MATERIAL SUPPLIED:
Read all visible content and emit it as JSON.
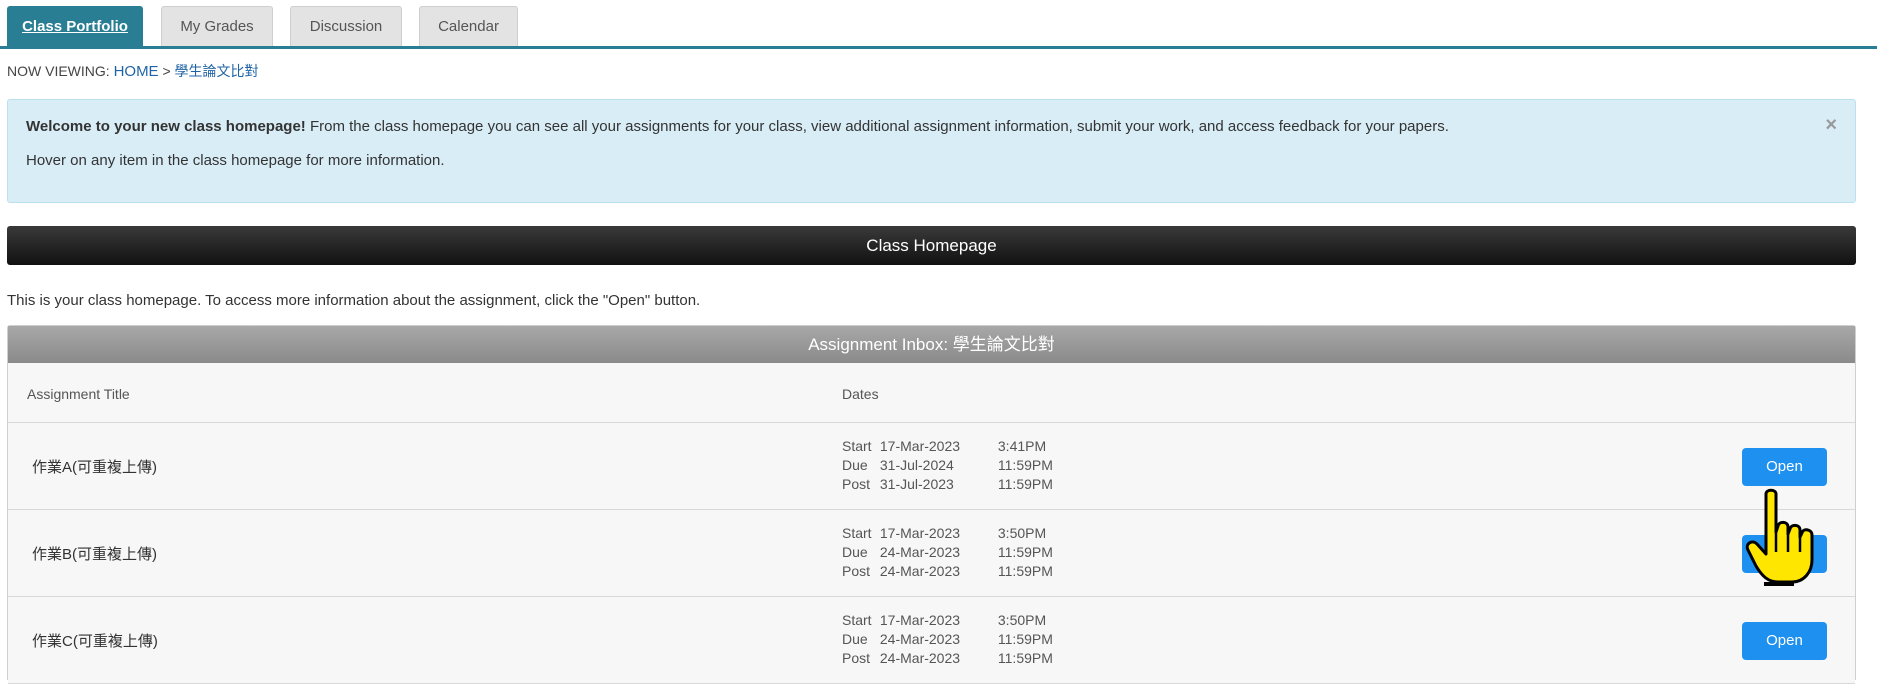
{
  "tabs": [
    {
      "label": "Class Portfolio",
      "active": true
    },
    {
      "label": "My Grades",
      "active": false
    },
    {
      "label": "Discussion",
      "active": false
    },
    {
      "label": "Calendar",
      "active": false
    }
  ],
  "breadcrumb": {
    "prefix": "NOW VIEWING:",
    "home": "HOME",
    "separator": ">",
    "current": "學生論文比對"
  },
  "alert": {
    "bold": "Welcome to your new class homepage!",
    "text": " From the class homepage you can see all your assignments for your class, view additional assignment information, submit your work, and access feedback for your papers.",
    "line2": "Hover on any item in the class homepage for more information.",
    "close": "×"
  },
  "homepage_header": "Class Homepage",
  "intro": "This is your class homepage. To access more information about the assignment, click the \"Open\" button.",
  "inbox": {
    "title": "Assignment Inbox: 學生論文比對",
    "col_title": "Assignment Title",
    "col_dates": "Dates",
    "rows": [
      {
        "title": "作業A(可重複上傳)",
        "dates": [
          {
            "label": "Start",
            "date": "17-Mar-2023",
            "time": "3:41PM"
          },
          {
            "label": "Due",
            "date": "31-Jul-2024",
            "time": "11:59PM"
          },
          {
            "label": "Post",
            "date": "31-Jul-2023",
            "time": "11:59PM"
          }
        ],
        "button": "Open"
      },
      {
        "title": "作業B(可重複上傳)",
        "dates": [
          {
            "label": "Start",
            "date": "17-Mar-2023",
            "time": "3:50PM"
          },
          {
            "label": "Due",
            "date": "24-Mar-2023",
            "time": "11:59PM"
          },
          {
            "label": "Post",
            "date": "24-Mar-2023",
            "time": "11:59PM"
          }
        ],
        "button": "Open"
      },
      {
        "title": "作業C(可重複上傳)",
        "dates": [
          {
            "label": "Start",
            "date": "17-Mar-2023",
            "time": "3:50PM"
          },
          {
            "label": "Due",
            "date": "24-Mar-2023",
            "time": "11:59PM"
          },
          {
            "label": "Post",
            "date": "24-Mar-2023",
            "time": "11:59PM"
          }
        ],
        "button": "Open"
      }
    ]
  },
  "colors": {
    "accent": "#2a7e94",
    "alert_bg": "#d9edf7",
    "button": "#1e90f0",
    "cursor_fill": "#ffe600"
  },
  "icons": {
    "cursor": "hand-pointer-icon",
    "close": "close-icon"
  }
}
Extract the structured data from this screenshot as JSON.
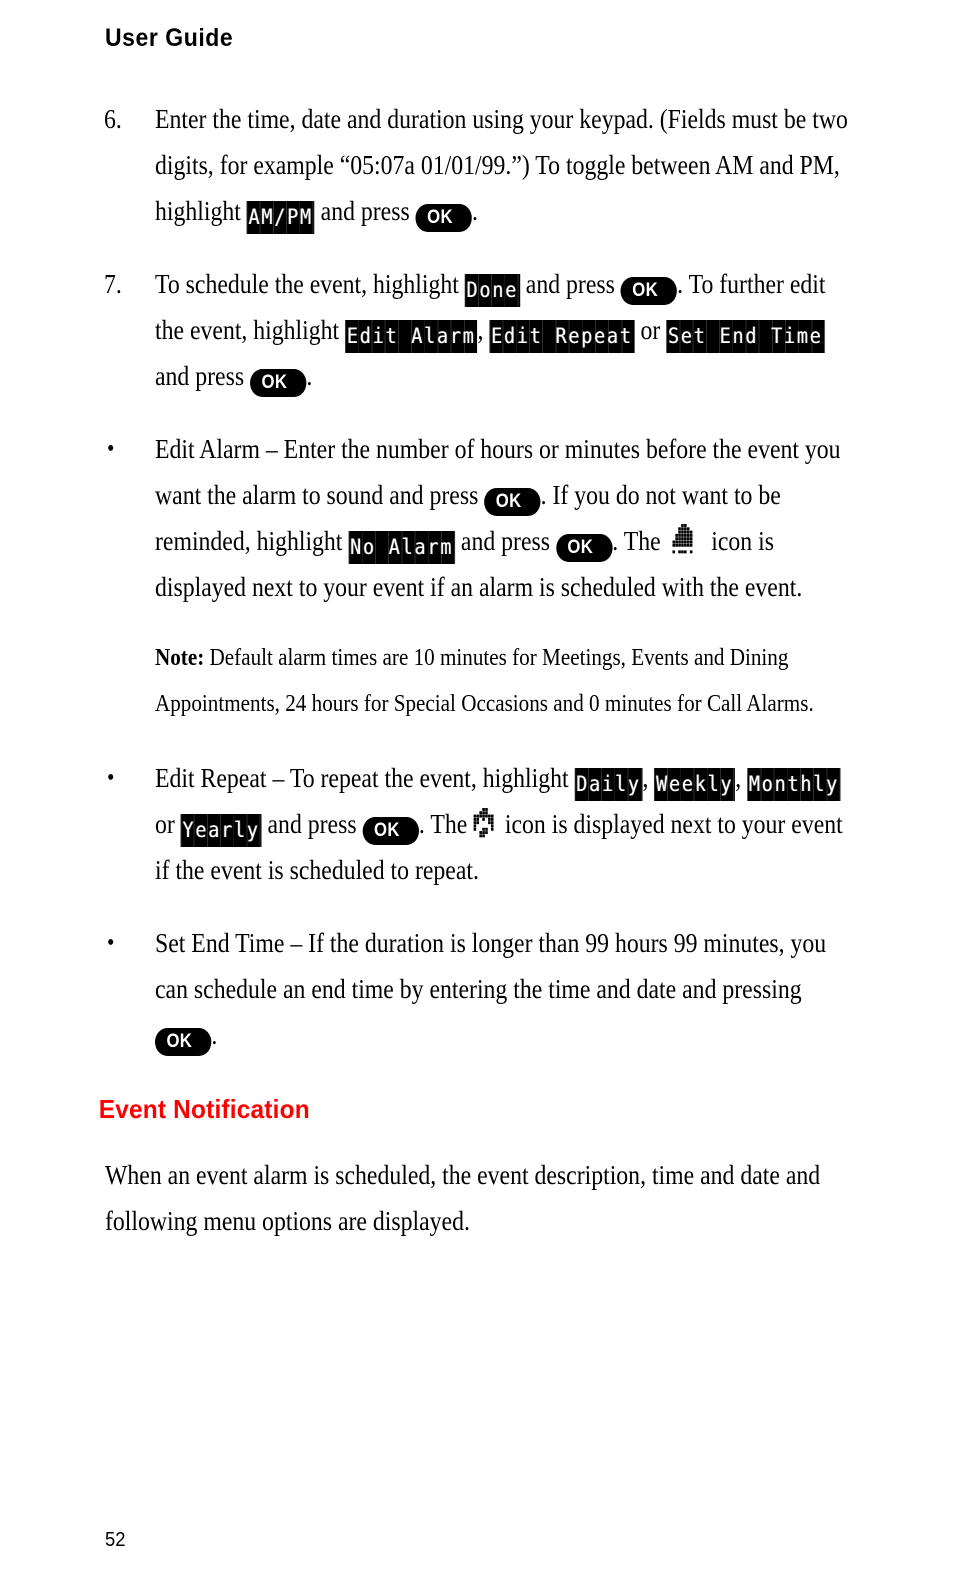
{
  "header": {
    "running_title": "User Guide"
  },
  "colors": {
    "accent_heading": "#FF0000",
    "key_background": "#000000",
    "key_text": "#FFFFFF",
    "body_text": "#000000",
    "page_background": "#FFFFFF"
  },
  "keys": {
    "ok_label": "OK"
  },
  "lcd_labels": {
    "am_pm": "AM/PM",
    "done": "Done",
    "edit_alarm": "Edit Alarm",
    "edit_repeat": "Edit Repeat",
    "set_end_time": "Set End Time",
    "no_alarm": "No Alarm",
    "daily": "Daily",
    "weekly": "Weekly",
    "monthly": "Monthly",
    "yearly": "Yearly"
  },
  "icons": {
    "alarm_icon_name": "alarm-bell-pixel-icon",
    "repeat_icon_name": "repeat-cycle-pixel-icon"
  },
  "steps": [
    {
      "marker": "6.",
      "name": "step-enter-time-date-duration",
      "segments": [
        {
          "t": "text",
          "v": "Enter the time, date and duration using your keypad. (Fields must be two digits, for example “05:07a  01/01/99.”) To toggle between AM and PM, highlight "
        },
        {
          "t": "lcd",
          "v": "AM/PM"
        },
        {
          "t": "text",
          "v": " and press "
        },
        {
          "t": "okkey",
          "v": "OK"
        },
        {
          "t": "text",
          "v": "."
        }
      ]
    },
    {
      "marker": "7.",
      "name": "step-schedule-or-edit-event",
      "segments": [
        {
          "t": "text",
          "v": "To schedule the event, highlight "
        },
        {
          "t": "lcd",
          "v": "Done"
        },
        {
          "t": "text",
          "v": " and press "
        },
        {
          "t": "okkey",
          "v": "OK"
        },
        {
          "t": "text",
          "v": ". To further edit the event, highlight "
        },
        {
          "t": "lcd",
          "v": "Edit Alarm"
        },
        {
          "t": "text",
          "v": ", "
        },
        {
          "t": "lcd",
          "v": "Edit Repeat"
        },
        {
          "t": "text",
          "v": " or "
        },
        {
          "t": "lcd",
          "v": "Set End Time"
        },
        {
          "t": "text",
          "v": " and press "
        },
        {
          "t": "okkey",
          "v": "OK"
        },
        {
          "t": "text",
          "v": "."
        }
      ]
    }
  ],
  "bullets": [
    {
      "marker": "•",
      "name": "bullet-edit-alarm",
      "segments": [
        {
          "t": "text",
          "v": "Edit Alarm – Enter the number of hours or minutes before the event you want the alarm to sound and press "
        },
        {
          "t": "okkey",
          "v": "OK"
        },
        {
          "t": "text",
          "v": ". If you do not want to be reminded, highlight "
        },
        {
          "t": "lcd",
          "v": "No Alarm"
        },
        {
          "t": "text",
          "v": " and press "
        },
        {
          "t": "okkey",
          "v": "OK"
        },
        {
          "t": "text",
          "v": ". The "
        },
        {
          "t": "icon",
          "v": "alarm"
        },
        {
          "t": "text",
          "v": " icon is displayed next to your event if an alarm is scheduled with the event."
        }
      ]
    },
    {
      "marker": "•",
      "name": "bullet-edit-repeat",
      "segments": [
        {
          "t": "text",
          "v": "Edit Repeat – To repeat the event, highlight "
        },
        {
          "t": "lcd",
          "v": "Daily"
        },
        {
          "t": "text",
          "v": ", "
        },
        {
          "t": "lcd",
          "v": "Weekly"
        },
        {
          "t": "text",
          "v": ", "
        },
        {
          "t": "lcd",
          "v": "Monthly"
        },
        {
          "t": "text",
          "v": " or "
        },
        {
          "t": "lcd",
          "v": "Yearly"
        },
        {
          "t": "text",
          "v": " and press "
        },
        {
          "t": "okkey",
          "v": "OK"
        },
        {
          "t": "text",
          "v": ". The "
        },
        {
          "t": "icon",
          "v": "repeat"
        },
        {
          "t": "text",
          "v": "icon is displayed next to your event if the event is scheduled to repeat."
        }
      ]
    },
    {
      "marker": "•",
      "name": "bullet-set-end-time",
      "segments": [
        {
          "t": "text",
          "v": "Set End Time – If the duration is longer than 99 hours 99 minutes, you can schedule an end time by entering the time and date and pressing "
        },
        {
          "t": "okkey",
          "v": "OK"
        },
        {
          "t": "text",
          "v": "."
        }
      ]
    }
  ],
  "note": {
    "label": "Note:",
    "text": " Default alarm times are 10 minutes for Meetings, Events and Dining Appointments, 24 hours for Special Occasions and 0 minutes for Call Alarms."
  },
  "section": {
    "heading": "Event Notification",
    "body": "When an event alarm is scheduled, the event description, time and date and following menu options are displayed."
  },
  "footer": {
    "page_number": "52"
  }
}
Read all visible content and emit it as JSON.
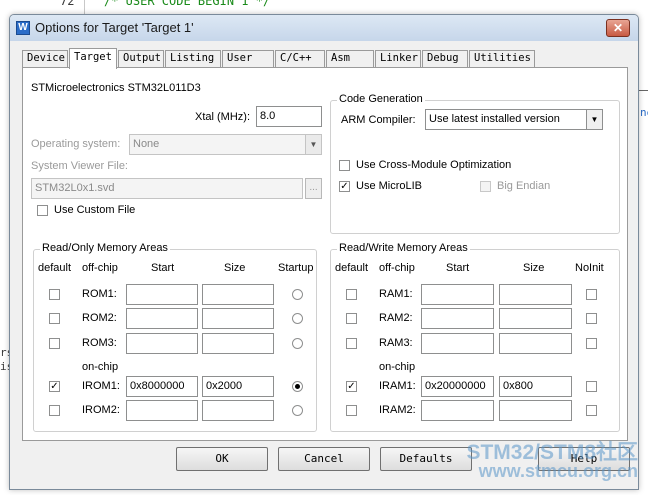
{
  "editor": {
    "line_number": "72",
    "code": "/* USER CODE BEGIN 1 */",
    "side_left_1": "rs",
    "side_left_2": "is",
    "side_right": "ne"
  },
  "dialog": {
    "title": "Options for Target 'Target 1'",
    "close_label": "✕",
    "tabs": [
      "Device",
      "Target",
      "Output",
      "Listing",
      "User",
      "C/C++",
      "Asm",
      "Linker",
      "Debug",
      "Utilities"
    ],
    "active_tab": "Target"
  },
  "target": {
    "device_name": "STMicroelectronics STM32L011D3",
    "xtal_label": "Xtal (MHz):",
    "xtal_value": "8.0",
    "os_label": "Operating system:",
    "os_value": "None",
    "svd_label": "System Viewer File:",
    "svd_value": "STM32L0x1.svd",
    "svd_browse": "...",
    "custom_file_label": "Use Custom File"
  },
  "code_generation": {
    "title": "Code Generation",
    "compiler_label": "ARM Compiler:",
    "compiler_value": "Use latest installed version",
    "cross_module_label": "Use Cross-Module Optimization",
    "microlib_label": "Use MicroLIB",
    "big_endian_label": "Big Endian",
    "cross_module_checked": false,
    "microlib_checked": true,
    "big_endian_checked": false
  },
  "readonly_memory": {
    "title": "Read/Only Memory Areas",
    "headers": {
      "default": "default",
      "offchip": "off-chip",
      "start": "Start",
      "size": "Size",
      "startup": "Startup"
    },
    "onchip_label": "on-chip",
    "rows": [
      {
        "label": "ROM1:",
        "start": "",
        "size": "",
        "default": false,
        "startup": false
      },
      {
        "label": "ROM2:",
        "start": "",
        "size": "",
        "default": false,
        "startup": false
      },
      {
        "label": "ROM3:",
        "start": "",
        "size": "",
        "default": false,
        "startup": false
      },
      {
        "label": "IROM1:",
        "start": "0x8000000",
        "size": "0x2000",
        "default": true,
        "startup": true
      },
      {
        "label": "IROM2:",
        "start": "",
        "size": "",
        "default": false,
        "startup": false
      }
    ]
  },
  "readwrite_memory": {
    "title": "Read/Write Memory Areas",
    "headers": {
      "default": "default",
      "offchip": "off-chip",
      "start": "Start",
      "size": "Size",
      "noinit": "NoInit"
    },
    "onchip_label": "on-chip",
    "rows": [
      {
        "label": "RAM1:",
        "start": "",
        "size": "",
        "default": false,
        "noinit": false
      },
      {
        "label": "RAM2:",
        "start": "",
        "size": "",
        "default": false,
        "noinit": false
      },
      {
        "label": "RAM3:",
        "start": "",
        "size": "",
        "default": false,
        "noinit": false
      },
      {
        "label": "IRAM1:",
        "start": "0x20000000",
        "size": "0x800",
        "default": true,
        "noinit": false
      },
      {
        "label": "IRAM2:",
        "start": "",
        "size": "",
        "default": false,
        "noinit": false
      }
    ]
  },
  "buttons": {
    "ok": "OK",
    "cancel": "Cancel",
    "defaults": "Defaults",
    "help": "Help"
  },
  "watermark": {
    "line1": "STM32/STM8社区",
    "line2": "www.stmcu.org.cn"
  },
  "colors": {
    "titlebar": "#c6d6ea",
    "dialog_bg": "#f0f0f0",
    "code_green": "#1a8a1a",
    "watermark": "#5a96c8"
  }
}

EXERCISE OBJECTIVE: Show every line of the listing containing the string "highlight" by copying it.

OUTPUT OF THE EXERCISE:
          "v": "Enter the time, date and duration using your keypad. (Fields must be two digits, for example “05:07a  01/01/99.”) To toggle between AM and PM, highlight "
          "v": "To schedule the event, highlight "
          "v": ". To further edit the event, highlight "
          "v": ". If you do not want to be reminded, highlight "
          "v": "Edit Repeat – To repeat the event, highlight "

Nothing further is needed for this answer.